A couple of weeks ago, I took on the 14-day no spend challenge…and challenged others to join with me. In this post, I wanted to tell you how it went, as well as what I learned about my spending habits.
Before I began the challenge, I decided to create a page in my bujo to note any struggles and lessons I learned during the two weeks. However, I also made small notes during the first week of the challenge on my phone. Taking notes not only made me aware of the temptations of frivolous spending, but it helped me to remind myself of my ultimate goal…to be more fiscally responsible so that I can accomplish my financial dreams (i.e. pay off student loans).

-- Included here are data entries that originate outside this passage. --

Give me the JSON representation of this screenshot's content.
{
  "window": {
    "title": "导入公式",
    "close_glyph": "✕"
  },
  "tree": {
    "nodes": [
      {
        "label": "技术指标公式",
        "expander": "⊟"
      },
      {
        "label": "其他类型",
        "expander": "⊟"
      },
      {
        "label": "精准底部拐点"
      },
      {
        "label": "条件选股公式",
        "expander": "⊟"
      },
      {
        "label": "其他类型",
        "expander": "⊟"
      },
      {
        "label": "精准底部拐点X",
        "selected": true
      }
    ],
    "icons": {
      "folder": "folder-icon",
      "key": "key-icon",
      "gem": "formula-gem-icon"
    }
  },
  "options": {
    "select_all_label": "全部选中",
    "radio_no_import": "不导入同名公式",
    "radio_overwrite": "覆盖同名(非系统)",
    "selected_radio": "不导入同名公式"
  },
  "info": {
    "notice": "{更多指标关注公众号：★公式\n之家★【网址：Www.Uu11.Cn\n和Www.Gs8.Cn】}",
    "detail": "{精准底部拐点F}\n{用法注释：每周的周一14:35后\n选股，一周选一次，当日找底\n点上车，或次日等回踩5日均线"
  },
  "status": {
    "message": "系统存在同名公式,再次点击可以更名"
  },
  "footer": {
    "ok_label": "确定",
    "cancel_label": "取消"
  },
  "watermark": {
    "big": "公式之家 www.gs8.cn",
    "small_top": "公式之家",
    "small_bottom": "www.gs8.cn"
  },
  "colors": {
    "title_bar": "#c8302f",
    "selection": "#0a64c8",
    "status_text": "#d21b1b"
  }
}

My major struggle during this challenge was food. I’m pretty good at purchasing enough food to eat for lunch and dinner, but I tend to forget about having options for breakfast and snacks. So there were numerous days throughout the challenge where I wanted to go to Dunkin’ Donuts for a doughnut or grab Chick-fil-A for dinner, but couldn’t. This caused major frustrations, but I did not cave. What I realized is that I needed to make (and buy) more filling meals. My morning oatmeal wouldn’t last long enough to get me to 9am, and my nuts/Larabar/fruit wouldn’t last enough to get me to lunch, which made me eat lunch early. If I could make or buy foods with more substance, I could eliminate eating empty carbs; and moreover, eliminate wasting money on these types of foods. Another thing I learned from this struggle is that I need to ensure I meal prep on the weekends. My week is super busy and if I come home late, the last thing I want to do is wait 40+ minutes while my food cooks in the oven. And if I can cook it ahead of time, that will be even better!
I learned that I should leave my wallet in the car (or with another responsible adult) when I visit Target. It is so hard not to leave Target without anything. Even when you didn’t plan to buy anything, you end up leaving the store with at least three bags. Well, that almost happened to me. I was walking around Target while my car was at the dealership and I passed the kitchen section. As a foodie and aspiring home chef, I’m always watching tv and online videos on how to make different foods. And of course, there are a billion different gadgets you need, to make them. So as I passed the KitchenAid mixers (a dream item), the blenders, and pizza stones, I felt so conflicted inside. So much so, that I had to leave the store before I bought anything.
This shopping experience taught me a couple of things. One – think before you buy. I don’t impulse shop a lot, but when I do, it is something I really didn’t need. And if I am trying to save money to pay off my student loan or to pay for my next trip, it will take longer if I am buying a KitchenAid mixer I won’t use that often. Two – it is okay to buy something nice for yourself every now and then. This may sound contradictory to the first lesson, but it’s not. I have always been a frugal person who doesn’t buy anything new until something rips/breaks/etc. There is no medal in being the most frugal person in the world. This life is about enjoying everything, so every so often, treat yourself to dinner at a nice restaurant or buy a new pair of shoes. Three– be content with what you have. I found myself researching new cameras to use for my blog and Instagram during this challenge. However, I already owned a nice and functioning camera. It may be easy to get swept up in keeping up with the Jones’, but you probably have everything you need in front of you.
Whenever you participate and complete a challenge, you always want to try to maintain the new habit in some form. For June, I decided to create a monthly budget and expense spread in my bujo. As you can see above, I have a section for my bills, my financial goals, and my expenses. On the right page, I have started to write down everything that I have bought using my debit or credit cards. Then all the way to the right, I have the column labeled “want/need.” This column helps keep me accountable for my purchases, by helping me to avoid buying too many “want” items. During this journey to financial freedom, I desire to only purchase things that I need in order to save the excess for my goals.
Thanks for reading everyone! If you enjoyed this post, please make sure to subscribe/share/like/comment/and follow me on social media (Instagram: @my_attempt_at_adulting). That’s how my challenge went, tell me about your journey below.